EXERCISE DIRECTIONS: What number of lines in the data below contain the string "accept"? Answer with that number alone.

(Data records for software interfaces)
____________
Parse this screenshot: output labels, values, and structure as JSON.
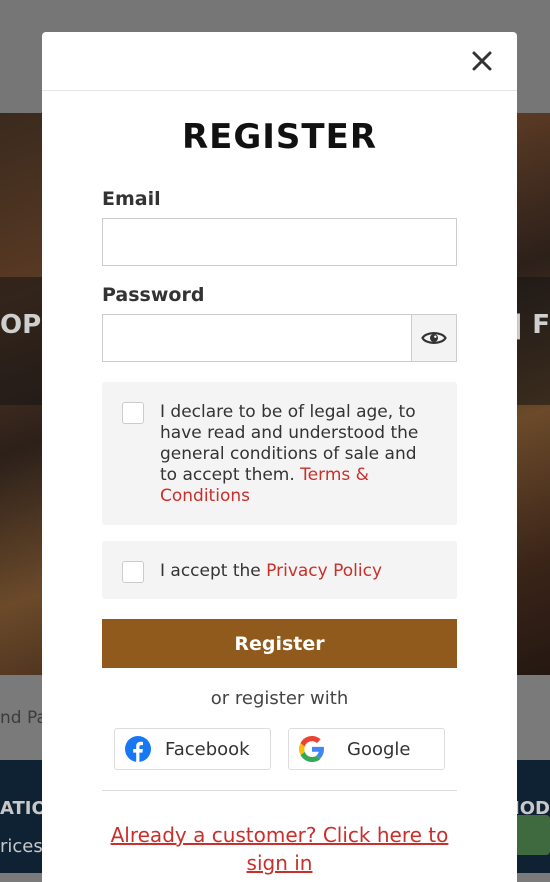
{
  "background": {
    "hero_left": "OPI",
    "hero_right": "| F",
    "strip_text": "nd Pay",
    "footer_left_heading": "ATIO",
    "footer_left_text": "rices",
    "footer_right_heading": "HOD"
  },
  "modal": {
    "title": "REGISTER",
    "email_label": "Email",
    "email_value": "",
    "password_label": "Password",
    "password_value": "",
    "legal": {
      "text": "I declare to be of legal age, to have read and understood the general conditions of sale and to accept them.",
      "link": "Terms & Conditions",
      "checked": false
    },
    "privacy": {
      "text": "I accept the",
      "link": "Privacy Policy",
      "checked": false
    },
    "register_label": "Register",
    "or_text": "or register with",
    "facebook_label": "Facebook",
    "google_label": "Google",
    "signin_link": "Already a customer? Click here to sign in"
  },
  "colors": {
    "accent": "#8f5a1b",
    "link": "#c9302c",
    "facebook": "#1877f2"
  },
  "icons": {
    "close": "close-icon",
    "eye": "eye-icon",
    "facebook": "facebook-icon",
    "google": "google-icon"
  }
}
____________
RESULT OF THIS EXERCISE: 2